Today’s highly connected facilities have created a greater need for IT and OT to work together. In a previous post, I wrote about how these functions are moving from convergence to collaboration, and how this is critical to running security applications.
Furthermore, keeping buildings operational, IT running, and security systems up depends on the availability of the network and server platforms they are running on, and these systems are only as available as the power supporting them. That’s why centralized, remote management and uninterruptible power is imperative.
In these modern environments, even a short-term power loss can result in longer-term system outages and the compromised operation of critical systems like security. Power interruptions are a likely cause of such outages if backup systems are not in place and managed properly.
Such short term events can have a myriad of causes, occur at a subsystem (branch or feeder circuit level) and far more often than an extended utility outage. As an example, hospital environments often provide backup generators for extended outages but not to all systems. This approach does not provide power in the time it takes generators to come on line.
In manufacturing environments, dynamic electrical loads as well as maintenance activities and protective functions can cause many short duration outages. UPS backup can, in these cases, keep systems awake and controlled during the outage or issue.
What happens during this blip? That depends on which intelligent system without uninterrupted power is affected during an outage. In the case of security applications, the questions would be: Which workers got in or out? Did any outsiders breach the building? Is critical data missing from cameras? Could the incident have been intentional? And these are just in regard to access and security; power loss can obviously also disrupt business operations.
Managing Power across IT and OT
Implementing centrally managed and monitored UPS systems that are tied to hardware and software systems that are, in turn, part of a network infrastructure that is an extension of both the IT and OT environments will help ensure uptime.
Critical power for security and other critical facility applications can be monitored by both the building management system (BMS) and data center infrastructure management (DCIM) systems as part of an extended IT/OT converged enterprise.
Working together, IT and OT can guarantee the highest availability of critical systems; OT ensuring the processes supported by the applications and IT supporting the availability of hardware, software and networks supporting those applications. Leveraging both disciplines in conjunction with clean reliable power delivery will provide the appropriate insights.

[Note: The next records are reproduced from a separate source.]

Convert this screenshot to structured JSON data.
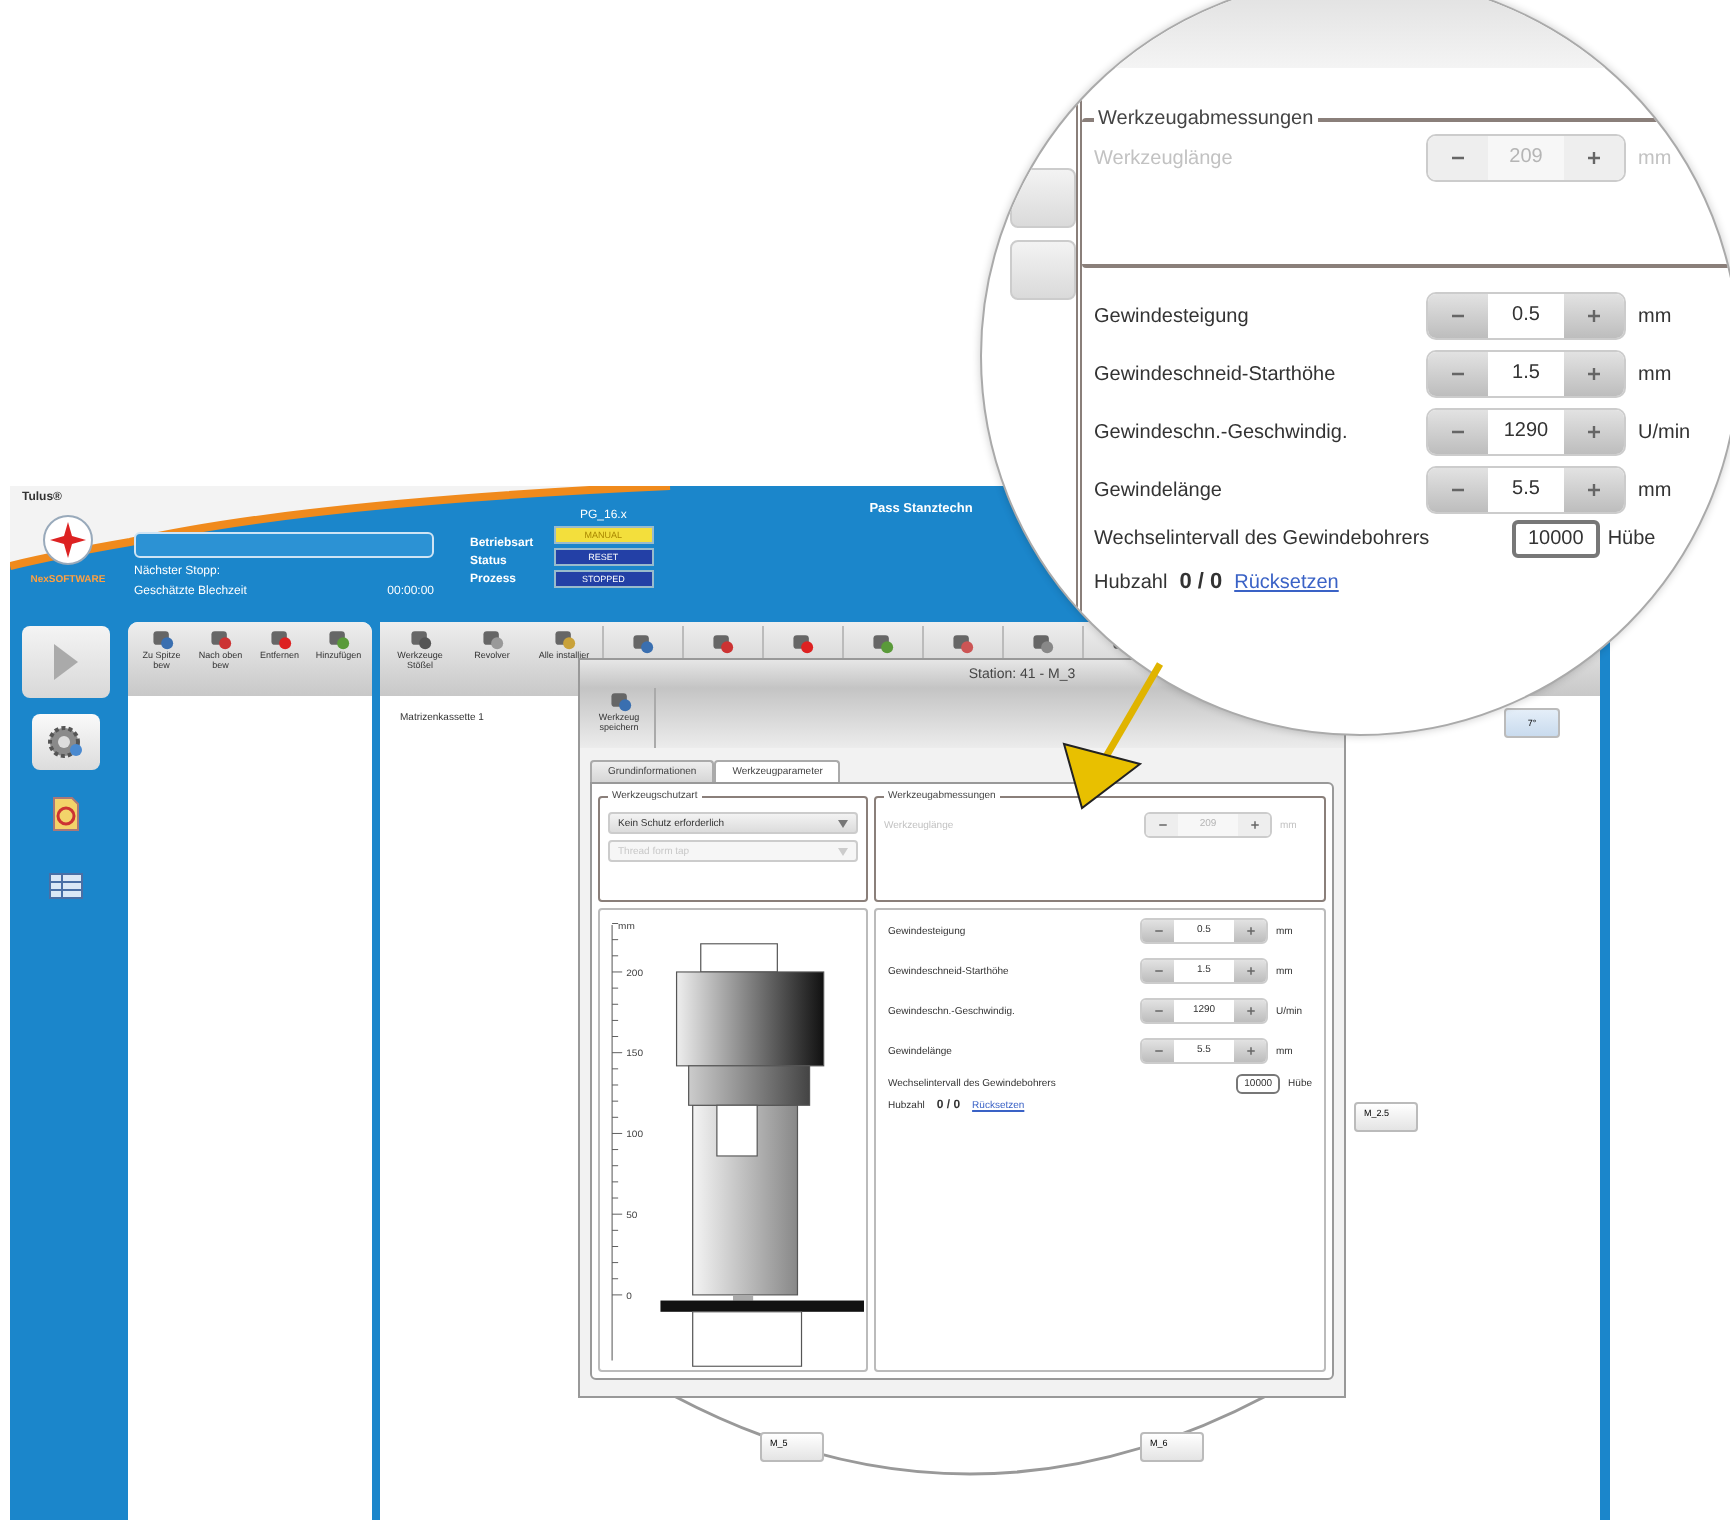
{
  "app_title": "Tulus®",
  "logo_caption": "NexSOFTWARE",
  "company": "Pass Stanztechn",
  "header": {
    "next_stop_label": "Nächster Stopp:",
    "sheet_time_label": "Geschätzte Blechzeit",
    "sheet_time": "00:00:00",
    "program": "PG_16.x",
    "status_rows": [
      {
        "label": "Betriebsart",
        "value": "MANUAL",
        "color": "#f3df3c"
      },
      {
        "label": "Status",
        "value": "RESET",
        "color": "#2340a6"
      },
      {
        "label": "Prozess",
        "value": "STOPPED",
        "color": "#2340a6"
      }
    ]
  },
  "sidebar_items": [
    {
      "kind": "gear",
      "selected": true
    },
    {
      "kind": "document",
      "selected": false
    },
    {
      "kind": "table",
      "selected": false
    }
  ],
  "list_toolbar": [
    "Zu Spitze bew",
    "Nach oben bew",
    "Entfernen",
    "Hinzufügen"
  ],
  "main_toolbar": [
    "Werkzeuge Stößel",
    "Revolver",
    "Alle installier"
  ],
  "cassette_label": "Matrizenkassette 1",
  "angle_button": "7°",
  "station_buttons": [
    {
      "label": "M_2.5"
    },
    {
      "label": "M_5"
    },
    {
      "label": "M_6"
    }
  ],
  "dialog": {
    "title": "Station: 41 - M_3",
    "toolbar": [
      "Werkzeug speichern"
    ],
    "tabs": [
      {
        "label": "Grundinformationen",
        "selected": false
      },
      {
        "label": "Werkzeugparameter",
        "selected": true
      }
    ],
    "protection": {
      "legend": "Werkzeugschutzart",
      "dropdowns": [
        {
          "value": "Kein Schutz erforderlich",
          "disabled": false
        },
        {
          "value": "Thread form tap",
          "disabled": true
        }
      ]
    },
    "dimensions": {
      "legend": "Werkzeugabmessungen",
      "fields": [
        {
          "label": "Werkzeuglänge",
          "value": "209",
          "unit": "mm",
          "disabled": true
        }
      ]
    },
    "ruler": {
      "unit": "mm",
      "ticks": [
        "200",
        "150",
        "100",
        "50",
        "0"
      ]
    },
    "parameters": [
      {
        "label": "Gewindesteigung",
        "value": "0.5",
        "unit": "mm",
        "disabled": false
      },
      {
        "label": "Gewindeschneid-Starthöhe",
        "value": "1.5",
        "unit": "mm",
        "disabled": false
      },
      {
        "label": "Gewindeschn.-Geschwindig.",
        "value": "1290",
        "unit": "U/min",
        "disabled": false
      },
      {
        "label": "Gewindelänge",
        "value": "5.5",
        "unit": "mm",
        "disabled": false
      }
    ],
    "interval": {
      "label": "Wechselintervall des Gewindebohrers",
      "value": "10000",
      "unit": "Hübe"
    },
    "stroke_count": {
      "label": "Hubzahl",
      "value": "0 / 0",
      "link": "Rücksetzen"
    }
  },
  "magnifier": {
    "dimensions": {
      "legend": "Werkzeugabmessungen",
      "fields": [
        {
          "label": "Werkzeuglänge",
          "value": "209",
          "unit": "mm",
          "disabled": true
        }
      ]
    },
    "parameters": [
      {
        "label": "Gewindesteigung",
        "value": "0.5",
        "unit": "mm",
        "disabled": false
      },
      {
        "label": "Gewindeschneid-Starthöhe",
        "value": "1.5",
        "unit": "mm",
        "disabled": false
      },
      {
        "label": "Gewindeschn.-Geschwindig.",
        "value": "1290",
        "unit": "U/min",
        "disabled": false
      },
      {
        "label": "Gewindelänge",
        "value": "5.5",
        "unit": "mm",
        "disabled": false
      }
    ],
    "interval": {
      "label": "Wechselintervall des Gewindebohrers",
      "value": "10000",
      "unit": "Hübe"
    },
    "stroke_count": {
      "label": "Hubzahl",
      "value": "0 / 0",
      "link": "Rücksetzen"
    }
  }
}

In this day and age, where many threats are coming in through the network, physical security is playing a much bigger role in cybersecurity. IT must be protected from building to room to rack. It is an ironic but serious truth that physical security applications running on poorly managed and unmonitored IT infrastructure represents a substantial cyber-security threat.
Thus, today’s complex and connected environment has shifted the focus from just having technical convergence for IT/OT to full departmental collaboration. As these lines blur, both sides of the “aisle” will need help through outside expertise. Start by exploring the topic more in our White Paper 233, “Selecting a Building Management System (BMS) for Sites with a Data Center or IT Room.”